#### EXERCISE AIM
Using the records that follow, count the lines containing the word "comments" and give that number only.

#### Records from a dataset
===============
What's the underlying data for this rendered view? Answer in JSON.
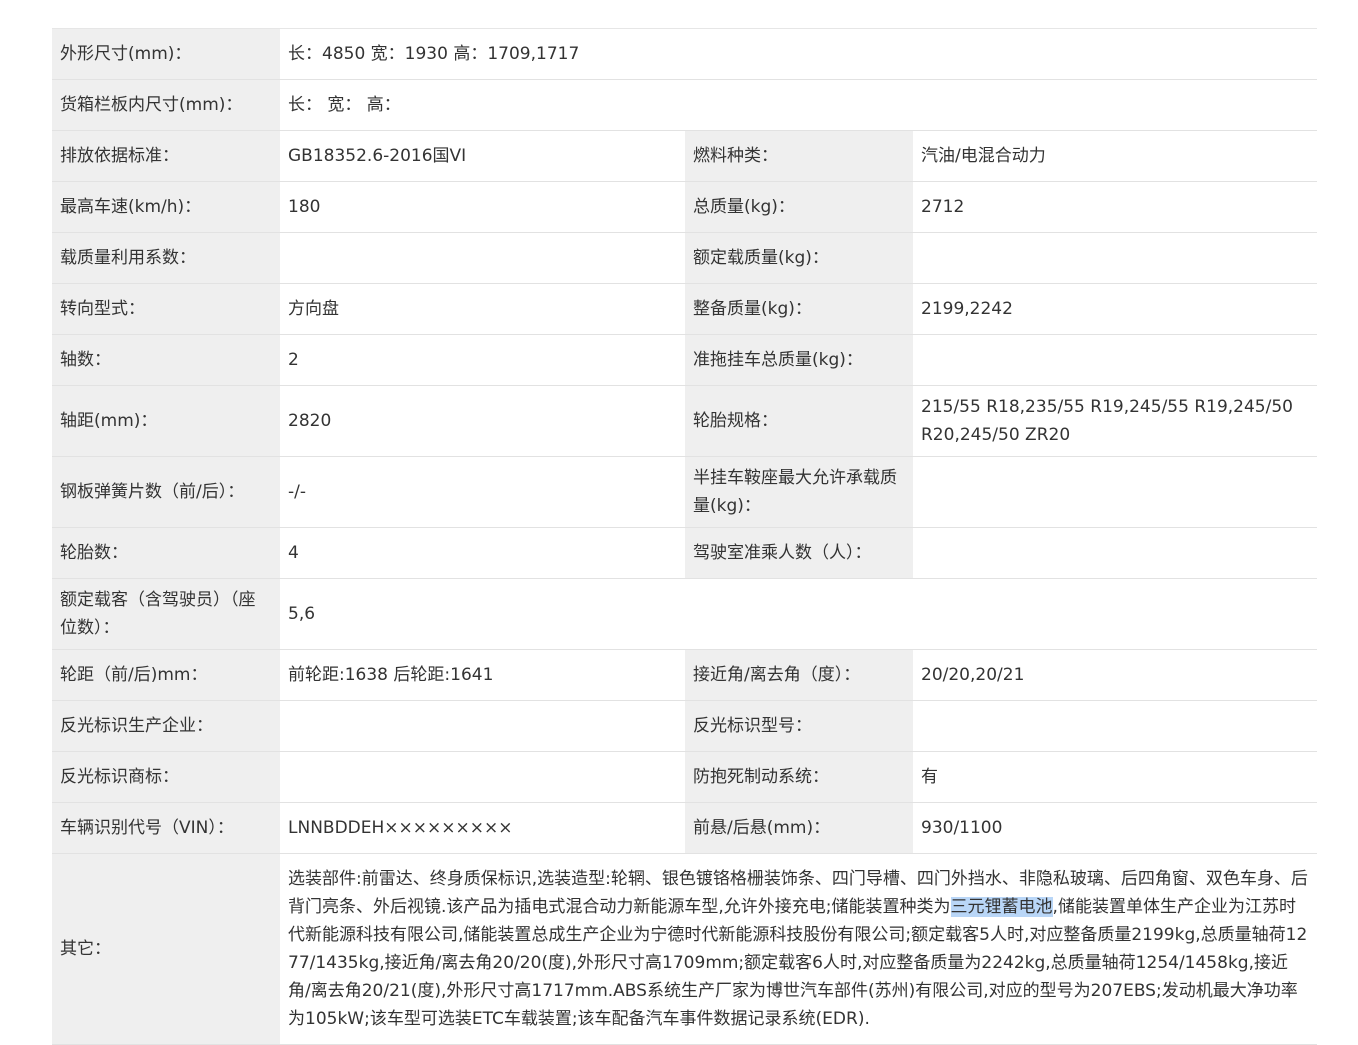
{
  "rows": [
    {
      "label": "外形尺寸(mm)：",
      "value": "长：4850 宽：1930 高：1709,1717"
    },
    {
      "label": "货箱栏板内尺寸(mm)：",
      "value": "长： 宽： 高："
    },
    {
      "label": "排放依据标准：",
      "value": "GB18352.6-2016国VI",
      "label2": "燃料种类：",
      "value2": "汽油/电混合动力"
    },
    {
      "label": "最高车速(km/h)：",
      "value": "180",
      "label2": "总质量(kg)：",
      "value2": "2712"
    },
    {
      "label": "载质量利用系数：",
      "value": "",
      "label2": "额定载质量(kg)：",
      "value2": ""
    },
    {
      "label": "转向型式：",
      "value": "方向盘",
      "label2": "整备质量(kg)：",
      "value2": "2199,2242"
    },
    {
      "label": "轴数：",
      "value": "2",
      "label2": "准拖挂车总质量(kg)：",
      "value2": ""
    },
    {
      "label": "轴距(mm)：",
      "value": "2820",
      "label2": "轮胎规格：",
      "value2": "215/55 R18,235/55 R19,245/55 R19,245/50 R20,245/50 ZR20"
    },
    {
      "label": "钢板弹簧片数（前/后）：",
      "value": "-/-",
      "label2": "半挂车鞍座最大允许承载质量(kg)：",
      "value2": ""
    },
    {
      "label": "轮胎数：",
      "value": "4",
      "label2": "驾驶室准乘人数（人）：",
      "value2": ""
    },
    {
      "label": "额定载客（含驾驶员）（座位数）：",
      "value": "5,6"
    },
    {
      "label": "轮距（前/后)mm：",
      "value": "前轮距:1638 后轮距:1641",
      "label2": "接近角/离去角（度）：",
      "value2": "20/20,20/21"
    },
    {
      "label": "反光标识生产企业：",
      "value": "",
      "label2": "反光标识型号：",
      "value2": ""
    },
    {
      "label": "反光标识商标：",
      "value": "",
      "label2": "防抱死制动系统：",
      "value2": "有"
    },
    {
      "label": "车辆识别代号（VIN）：",
      "value": "LNNBDDEH×××××××××",
      "label2": "前悬/后悬(mm)：",
      "value2": "930/1100"
    }
  ],
  "other": {
    "label": "其它：",
    "text_before": "选装部件:前雷达、终身质保标识,选装造型:轮辋、银色镀铬格栅装饰条、四门导槽、四门外挡水、非隐私玻璃、后四角窗、双色车身、后背门亮条、外后视镜.该产品为插电式混合动力新能源车型,允许外接充电;储能装置种类为",
    "highlight": "三元锂蓄电池",
    "text_after": ",储能装置单体生产企业为江苏时代新能源科技有限公司,储能装置总成生产企业为宁德时代新能源科技股份有限公司;额定载客5人时,对应整备质量2199kg,总质量轴荷1277/1435kg,接近角/离去角20/20(度),外形尺寸高1709mm;额定载客6人时,对应整备质量为2242kg,总质量轴荷1254/1458kg,接近角/离去角20/21(度),外形尺寸高1717mm.ABS系统生产厂家为博世汽车部件(苏州)有限公司,对应的型号为207EBS;发动机最大净功率为105kW;该车型可选装ETC车载装置;该车配备汽车事件数据记录系统(EDR)."
  }
}
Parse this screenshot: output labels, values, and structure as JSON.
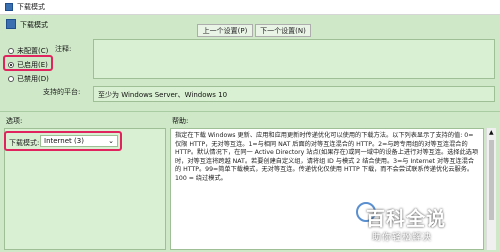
{
  "window": {
    "title": "下载模式",
    "header_title": "下载模式"
  },
  "nav": {
    "prev_label": "上一个设置(P)",
    "next_label": "下一个设置(N)"
  },
  "state": {
    "options": [
      {
        "label": "未配置(C)",
        "selected": false
      },
      {
        "label": "已启用(E)",
        "selected": true
      },
      {
        "label": "已禁用(D)",
        "selected": false
      }
    ]
  },
  "comment": {
    "label": "注释:",
    "value": ""
  },
  "supported": {
    "label": "支持的平台:",
    "value": "至少为 Windows Server、Windows 10"
  },
  "sections": {
    "options_label": "选项:",
    "help_label": "帮助:"
  },
  "option": {
    "label": "下载模式:",
    "selected": "Internet (3)"
  },
  "help": {
    "text": "指定在下载 Windows 更新、应用和应用更新时传递优化可以使用的下载方法。以下列表显示了支持的值: 0=仅限 HTTP，无对等互连。1=与相同 NAT 后面的对等互连混合的 HTTP。2=与跨专用组的对等互连混合的 HTTP。默认情况下，在同一 Active Directory 站点(如果存在)或同一域中的设备上进行对等互连。选择此选项时，对等互连将跨越 NAT。若要创建自定义组，请将组 ID 与模式 2 结合使用。3=与 Internet 对等互连混合的 HTTP。99=简单下载模式，无对等互连。传递优化仅使用 HTTP 下载，而不会尝试联系传递优化云服务。100 = 绕过模式。"
  },
  "watermark": {
    "big": "百科全说",
    "small": "助你轻松解决"
  },
  "colors": {
    "highlight": "#e0245e",
    "pane_green": "#d9f0d2"
  }
}
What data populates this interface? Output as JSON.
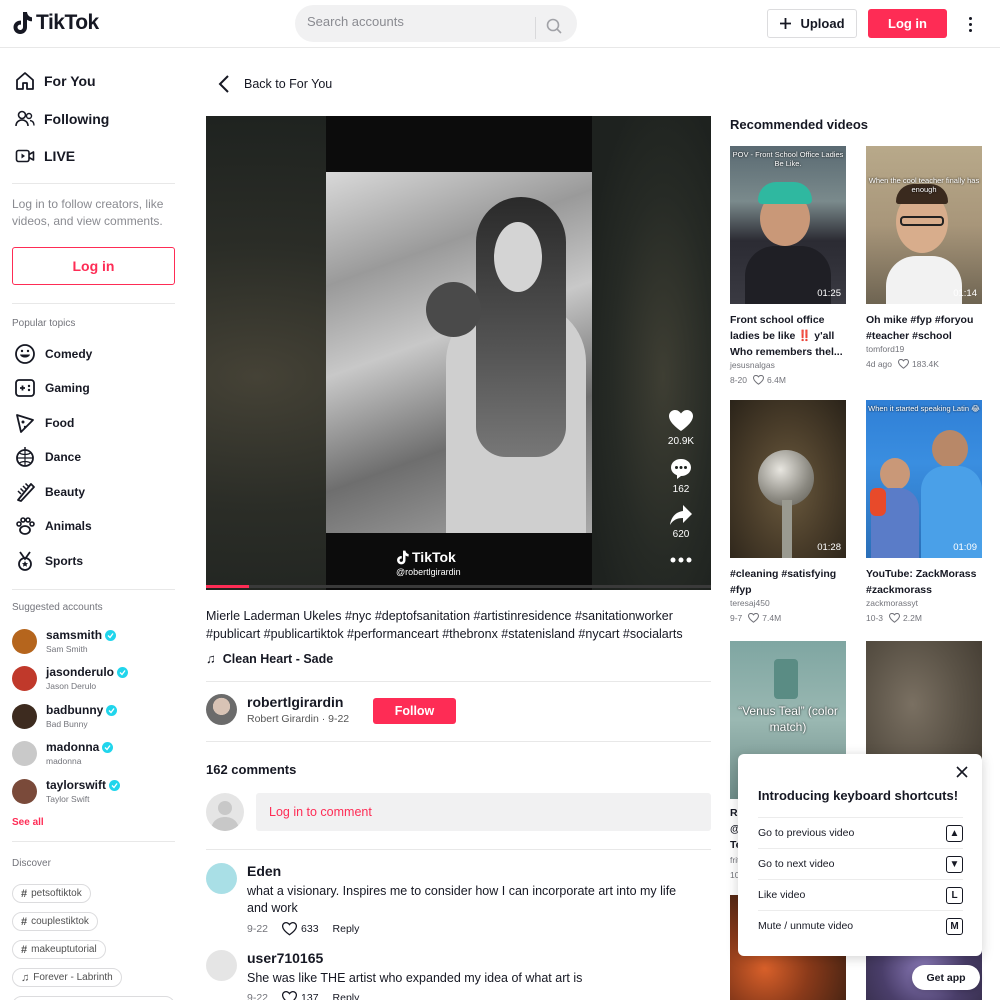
{
  "header": {
    "logo_text": "TikTok",
    "search_placeholder": "Search accounts",
    "upload_label": "Upload",
    "login_label": "Log in"
  },
  "sidebar": {
    "nav": [
      {
        "label": "For You",
        "icon": "home-icon"
      },
      {
        "label": "Following",
        "icon": "people-icon"
      },
      {
        "label": "LIVE",
        "icon": "live-icon"
      }
    ],
    "login_note": "Log in to follow creators, like videos, and view comments.",
    "login_button": "Log in",
    "popular_heading": "Popular topics",
    "topics": [
      {
        "label": "Comedy",
        "icon": "smile-icon"
      },
      {
        "label": "Gaming",
        "icon": "gamepad-icon"
      },
      {
        "label": "Food",
        "icon": "pizza-icon"
      },
      {
        "label": "Dance",
        "icon": "disco-ball-icon"
      },
      {
        "label": "Beauty",
        "icon": "comb-icon"
      },
      {
        "label": "Animals",
        "icon": "paw-icon"
      },
      {
        "label": "Sports",
        "icon": "medal-icon"
      }
    ],
    "suggested_heading": "Suggested accounts",
    "accounts": [
      {
        "username": "samsmith",
        "name": "Sam Smith",
        "color": "#b5651d"
      },
      {
        "username": "jasonderulo",
        "name": "Jason Derulo",
        "color": "#c0392b"
      },
      {
        "username": "badbunny",
        "name": "Bad Bunny",
        "color": "#3d2b1f"
      },
      {
        "username": "madonna",
        "name": "madonna",
        "color": "#c9c9c9"
      },
      {
        "username": "taylorswift",
        "name": "Taylor Swift",
        "color": "#7a4a3a"
      }
    ],
    "see_all": "See all",
    "discover_heading": "Discover",
    "discover": [
      {
        "label": "petsoftiktok",
        "icon": "hashtag-icon"
      },
      {
        "label": "couplestiktok",
        "icon": "hashtag-icon"
      },
      {
        "label": "makeuptutorial",
        "icon": "hashtag-icon"
      },
      {
        "label": "Forever - Labrinth",
        "icon": "music-note-icon"
      }
    ]
  },
  "main": {
    "back_label": "Back to For You",
    "video": {
      "watermark_logo": "TikTok",
      "watermark_user": "@robertlgirardin",
      "likes": "20.9K",
      "comments": "162",
      "shares": "620",
      "progress": 0.085
    },
    "caption": "Mierle Laderman Ukeles #nyc #deptofsanitation #artistinresidence #sanitationworker #publicart #publicartiktok #performanceart #thebronx #statenisland #nycart #socialarts",
    "music": "Clean Heart - Sade",
    "author": {
      "username": "robertlgirardin",
      "subline": "Robert Girardin · 9-22",
      "follow_label": "Follow"
    },
    "comments_count": "162 comments",
    "comment_placeholder": "Log in to comment",
    "comments": [
      {
        "name": "Eden",
        "text": "what a visionary. Inspires me to consider how I can incorporate art into my life and work",
        "date": "9-22",
        "likes": "633",
        "reply": "Reply"
      },
      {
        "name": "user710165",
        "text": "She was like THE artist who expanded my idea of what art is",
        "date": "9-22",
        "likes": "137",
        "reply": "Reply"
      }
    ]
  },
  "recommended": {
    "title": "Recommended videos",
    "videos": [
      {
        "overlay": "POV - Front School Office Ladies Be Like.",
        "duration": "01:25",
        "caption": "Front school office ladies be like ‼️ y'all Who remembers thel...",
        "user": "jesusnalgas",
        "date": "8-20",
        "likes": "6.4M"
      },
      {
        "overlay": "When the cool teacher finally has enough",
        "duration": "01:14",
        "caption": "Oh mike #fyp #foryou #teacher #school",
        "user": "tomford19",
        "date": "4d ago",
        "likes": "183.4K"
      },
      {
        "overlay": "",
        "duration": "01:28",
        "caption": "#cleaning #satisfying #fyp",
        "user": "teresaj450",
        "date": "9-7",
        "likes": "7.4M"
      },
      {
        "overlay": "When it started speaking Latin 😂",
        "duration": "01:09",
        "caption": "YouTube: ZackMorass #zackmorass",
        "user": "zackmorassyt",
        "date": "10-3",
        "likes": "2.2M"
      },
      {
        "overlay": "“Venus Teal” (color match)",
        "duration": "",
        "caption": "Re",
        "caption2": "@",
        "caption3": "Te",
        "user": "frit",
        "date": "10",
        "likes": ""
      },
      {
        "overlay": "",
        "duration": "",
        "caption": "",
        "user": "",
        "date": "",
        "likes": ""
      }
    ]
  },
  "shortcuts": {
    "title": "Introducing keyboard shortcuts!",
    "rows": [
      {
        "label": "Go to previous video",
        "key": "▲"
      },
      {
        "label": "Go to next video",
        "key": "▼"
      },
      {
        "label": "Like video",
        "key": "L"
      },
      {
        "label": "Mute / unmute video",
        "key": "M"
      }
    ]
  },
  "get_app": "Get app",
  "colors": {
    "accent": "#fe2c55",
    "verified": "#20d5ec",
    "text": "#161823"
  }
}
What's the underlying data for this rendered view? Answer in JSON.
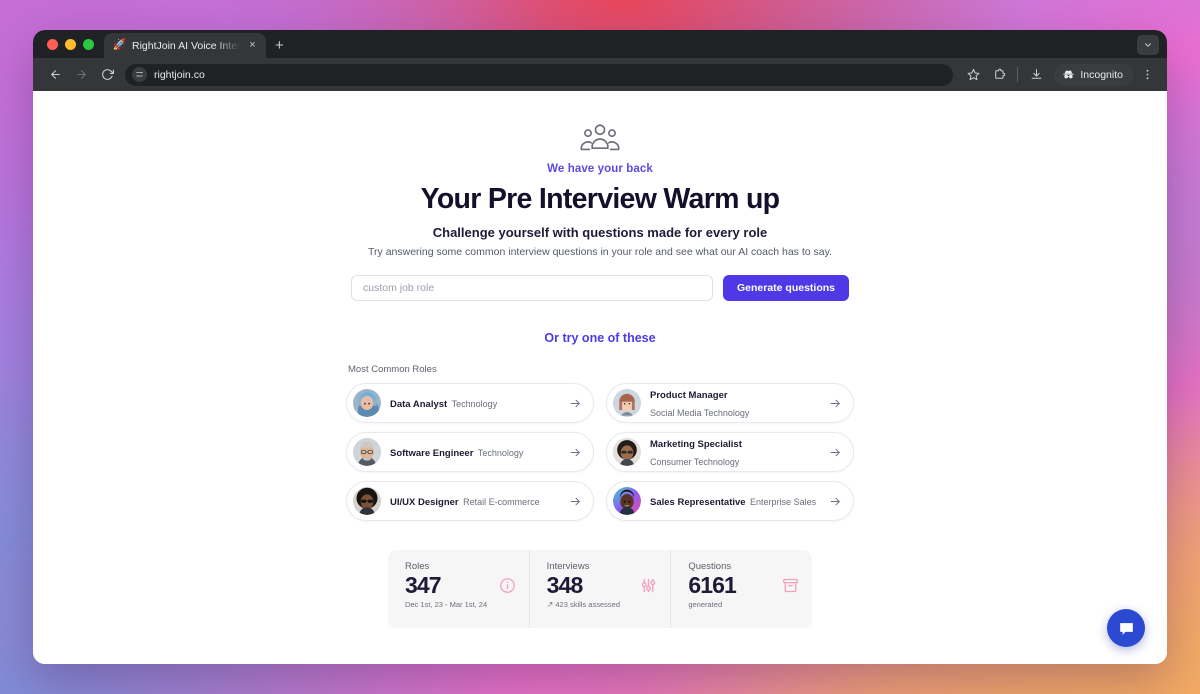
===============
#### ANSWER TO THIS EXERCISE
4